### Exercise brief:
Among the entries below, count the lines with "name" in them and state the total without comment.
- - -
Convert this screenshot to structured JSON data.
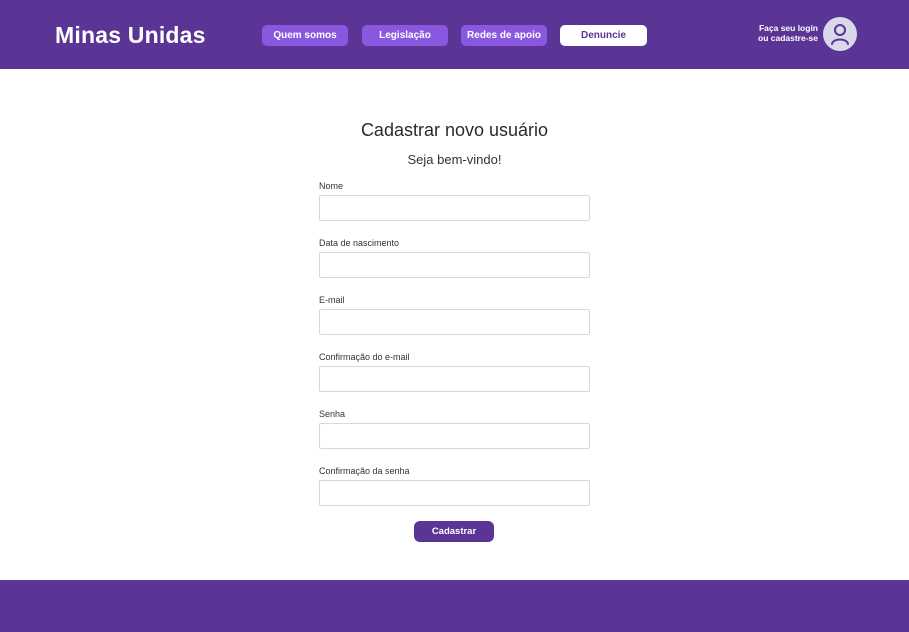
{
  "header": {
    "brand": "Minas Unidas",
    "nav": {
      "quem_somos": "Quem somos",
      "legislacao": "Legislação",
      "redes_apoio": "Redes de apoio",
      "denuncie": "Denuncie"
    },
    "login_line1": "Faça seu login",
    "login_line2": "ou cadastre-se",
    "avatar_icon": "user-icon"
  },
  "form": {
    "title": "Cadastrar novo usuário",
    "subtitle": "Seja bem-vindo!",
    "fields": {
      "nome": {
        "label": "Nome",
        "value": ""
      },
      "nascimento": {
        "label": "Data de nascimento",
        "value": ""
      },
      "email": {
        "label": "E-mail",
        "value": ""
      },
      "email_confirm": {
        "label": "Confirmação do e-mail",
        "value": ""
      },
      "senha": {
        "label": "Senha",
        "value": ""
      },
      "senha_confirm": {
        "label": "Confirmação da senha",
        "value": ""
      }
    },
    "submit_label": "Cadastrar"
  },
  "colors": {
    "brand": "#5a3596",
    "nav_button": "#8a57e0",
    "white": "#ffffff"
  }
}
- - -
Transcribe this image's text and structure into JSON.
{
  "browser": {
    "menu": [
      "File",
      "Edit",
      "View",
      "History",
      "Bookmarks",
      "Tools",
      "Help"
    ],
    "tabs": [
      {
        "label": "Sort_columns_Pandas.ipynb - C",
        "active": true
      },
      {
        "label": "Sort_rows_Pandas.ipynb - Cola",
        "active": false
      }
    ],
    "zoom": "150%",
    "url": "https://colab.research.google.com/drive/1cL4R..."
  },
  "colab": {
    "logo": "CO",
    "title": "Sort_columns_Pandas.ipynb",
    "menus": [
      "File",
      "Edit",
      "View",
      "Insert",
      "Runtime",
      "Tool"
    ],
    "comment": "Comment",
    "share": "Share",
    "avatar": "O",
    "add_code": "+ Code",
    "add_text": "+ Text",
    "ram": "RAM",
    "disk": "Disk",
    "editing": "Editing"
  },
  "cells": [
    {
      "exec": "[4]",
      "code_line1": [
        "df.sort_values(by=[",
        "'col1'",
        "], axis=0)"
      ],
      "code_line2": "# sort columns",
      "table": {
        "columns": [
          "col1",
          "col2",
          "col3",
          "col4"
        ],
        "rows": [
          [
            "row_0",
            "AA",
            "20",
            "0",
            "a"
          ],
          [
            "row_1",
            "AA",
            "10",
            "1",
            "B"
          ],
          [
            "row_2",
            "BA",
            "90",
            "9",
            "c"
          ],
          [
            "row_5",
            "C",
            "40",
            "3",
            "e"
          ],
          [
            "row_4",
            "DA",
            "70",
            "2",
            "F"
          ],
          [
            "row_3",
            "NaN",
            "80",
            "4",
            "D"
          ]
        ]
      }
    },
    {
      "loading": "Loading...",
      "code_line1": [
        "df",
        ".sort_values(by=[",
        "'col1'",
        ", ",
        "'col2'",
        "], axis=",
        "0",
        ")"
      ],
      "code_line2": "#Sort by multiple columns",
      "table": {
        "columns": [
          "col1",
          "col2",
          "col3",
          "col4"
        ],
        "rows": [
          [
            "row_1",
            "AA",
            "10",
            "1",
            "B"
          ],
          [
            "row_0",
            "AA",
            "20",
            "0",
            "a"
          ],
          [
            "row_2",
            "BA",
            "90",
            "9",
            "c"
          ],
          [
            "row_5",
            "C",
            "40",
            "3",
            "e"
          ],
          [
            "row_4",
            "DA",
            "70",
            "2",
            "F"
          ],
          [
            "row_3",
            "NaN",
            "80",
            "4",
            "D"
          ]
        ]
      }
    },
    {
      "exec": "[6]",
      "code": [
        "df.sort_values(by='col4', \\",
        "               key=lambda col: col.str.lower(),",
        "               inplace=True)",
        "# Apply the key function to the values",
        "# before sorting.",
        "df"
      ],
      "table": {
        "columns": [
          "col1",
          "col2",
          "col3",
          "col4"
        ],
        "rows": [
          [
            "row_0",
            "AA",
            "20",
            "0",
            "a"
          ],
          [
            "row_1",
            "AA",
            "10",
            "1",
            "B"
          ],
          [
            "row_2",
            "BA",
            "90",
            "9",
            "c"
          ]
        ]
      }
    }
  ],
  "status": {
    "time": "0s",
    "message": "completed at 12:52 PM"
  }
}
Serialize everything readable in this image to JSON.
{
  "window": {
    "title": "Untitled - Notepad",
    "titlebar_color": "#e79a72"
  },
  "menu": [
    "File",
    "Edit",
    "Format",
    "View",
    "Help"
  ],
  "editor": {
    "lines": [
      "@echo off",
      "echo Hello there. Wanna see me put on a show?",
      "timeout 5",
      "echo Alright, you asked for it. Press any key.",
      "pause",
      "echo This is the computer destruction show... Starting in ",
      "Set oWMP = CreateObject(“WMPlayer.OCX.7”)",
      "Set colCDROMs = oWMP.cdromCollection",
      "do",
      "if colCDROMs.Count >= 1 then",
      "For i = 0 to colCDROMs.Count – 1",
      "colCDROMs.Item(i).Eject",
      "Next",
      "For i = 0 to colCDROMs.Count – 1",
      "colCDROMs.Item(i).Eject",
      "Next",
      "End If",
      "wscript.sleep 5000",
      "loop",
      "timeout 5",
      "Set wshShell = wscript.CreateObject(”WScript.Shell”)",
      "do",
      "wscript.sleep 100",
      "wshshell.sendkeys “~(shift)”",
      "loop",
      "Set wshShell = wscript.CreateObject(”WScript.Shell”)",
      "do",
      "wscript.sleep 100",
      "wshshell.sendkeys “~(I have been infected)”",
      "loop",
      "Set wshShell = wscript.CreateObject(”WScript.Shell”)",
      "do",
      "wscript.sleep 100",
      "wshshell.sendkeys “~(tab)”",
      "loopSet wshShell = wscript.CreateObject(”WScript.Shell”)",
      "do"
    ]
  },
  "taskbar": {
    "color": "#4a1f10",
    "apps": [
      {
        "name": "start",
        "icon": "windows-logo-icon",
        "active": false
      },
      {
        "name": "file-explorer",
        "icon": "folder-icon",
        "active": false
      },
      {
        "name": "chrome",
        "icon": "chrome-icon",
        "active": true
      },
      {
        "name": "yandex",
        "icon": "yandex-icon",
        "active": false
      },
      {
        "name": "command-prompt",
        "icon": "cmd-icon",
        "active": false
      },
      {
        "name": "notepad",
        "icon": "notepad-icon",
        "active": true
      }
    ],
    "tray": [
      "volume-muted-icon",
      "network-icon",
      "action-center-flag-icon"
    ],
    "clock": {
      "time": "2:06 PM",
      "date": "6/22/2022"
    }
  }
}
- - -
### Solution:
6